  • HISTORY OF THE STUDY OF THALICTRUM ALKALOIDS AT THE OHIO STATE UNIVERSITY COLLEGE OF PHARMACY Popat N. Patil and A. Douglas Kinghorn Division of Pharmacology and Division of Medicinal Chemistry & Pharmacognosy Presenting Author: Popat Patil Program of Presenting Author: Pharmacology Rank of Presenting Author: Faculty Poster Number: 3 The genus Thalictrum of the plant family Ranunculaceae is widely distributed in different parts of the world. In 1885, J.C. Lecoyer published a monograph on the genus Thalictrum. By 1942, approximately 165 species were recognized as U.S. Thalictrum species. Multiple uses were reported. At The Ohio State University, in 1958 Jack L. Beal in Pharmacy and Michael Cava in Chemistry launched a life-long project on the isolation and characterization of alkaloids of Thalictrum. In 1960, D. Spiggle received his M.S. degree in Chemistry for an investigation of the quaternary alkaloids of T. revolutum, and Popat Patil received his M.S. degree for investigating the preliminary pharmacological activities of this same plant, with Arthur Tye, Jack Beal and Michael Cava as mentors. Raymond W. Doskotch joined the college faculty in 1963. The former graduate students Harry Fong, Paul Schiff, Jinn Wu, and Shoei-Sheng Lee, and several postdoctoral fellows worked on the discovery of new isoquinoline alkaloids of Thalictrum species. Later, Lester A. Mitscher as well as A. Douglas Kinghorn contributed to this research. Important findings may be summarized, as follows: Richard Hogg, Jack Beal and Michael Cava identified berberine and magnoflorine from the roots of T. dasycarpum (Lloydia, 24, 45, 1961). Extracts of 11 different species of Thalictrum were screened for hypotensive activity in dogs, with T. minus, T. rochebrunianum, and T. rugosum being the most active in the group (J. Pharm.
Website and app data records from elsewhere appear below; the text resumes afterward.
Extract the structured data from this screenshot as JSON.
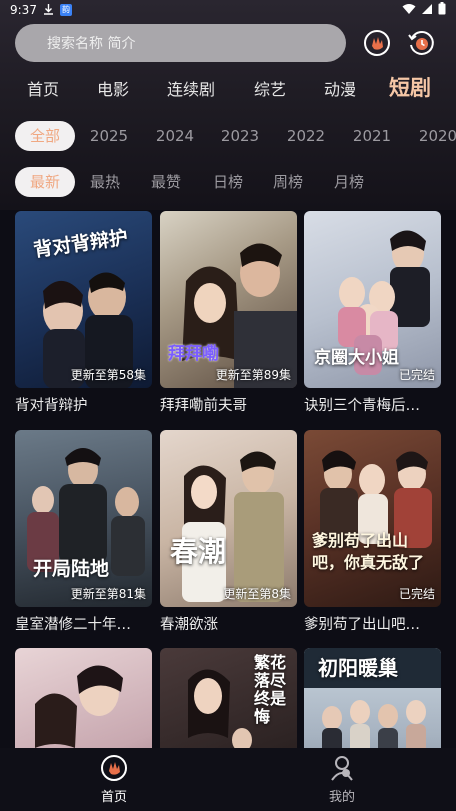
{
  "status": {
    "time": "9:37",
    "download_icon": "download-icon",
    "app_badge": "韵"
  },
  "search": {
    "placeholder": "搜索名称 简介"
  },
  "nav_tabs": [
    {
      "label": "首页"
    },
    {
      "label": "电影"
    },
    {
      "label": "连续剧"
    },
    {
      "label": "综艺"
    },
    {
      "label": "动漫"
    },
    {
      "label": "短剧"
    }
  ],
  "year_filters": [
    {
      "label": "全部"
    },
    {
      "label": "2025"
    },
    {
      "label": "2024"
    },
    {
      "label": "2023"
    },
    {
      "label": "2022"
    },
    {
      "label": "2021"
    },
    {
      "label": "2020"
    }
  ],
  "sort_filters": [
    {
      "label": "最新"
    },
    {
      "label": "最热"
    },
    {
      "label": "最赞"
    },
    {
      "label": "日榜"
    },
    {
      "label": "周榜"
    },
    {
      "label": "月榜"
    }
  ],
  "cards": [
    {
      "title": "背对背辩护",
      "tag": "更新至第58集",
      "art": "背对背辩护"
    },
    {
      "title": "拜拜嘞前夫哥",
      "tag": "更新至第89集",
      "art": "拜拜嘞"
    },
    {
      "title": "诀别三个青梅后…",
      "tag": "已完结",
      "art": "京圈大小姐"
    },
    {
      "title": "皇室潜修二十年…",
      "tag": "更新至第81集",
      "art": "开局陆地"
    },
    {
      "title": "春潮欲涨",
      "tag": "更新至第8集",
      "art": "春潮"
    },
    {
      "title": "爹别苟了出山吧…",
      "tag": "已完结",
      "art": "爹别苟了出山吧，你真无敌了"
    },
    {
      "title": "",
      "tag": "",
      "art": ""
    },
    {
      "title": "",
      "tag": "",
      "art": "繁花落尽终是悔"
    },
    {
      "title": "",
      "tag": "",
      "art": "初阳暖巢"
    }
  ],
  "bottom_nav": [
    {
      "label": "首页",
      "icon": "home-icon"
    },
    {
      "label": "我的",
      "icon": "profile-icon"
    }
  ],
  "colors": {
    "accent": "#f6c7a6",
    "chip_active_text": "#f0a882"
  }
}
Sci. 54, 1387, 1965). Many Thalictrum alkaloids, including thalicarpine (1965), obamegine (1966), adiantifoline (19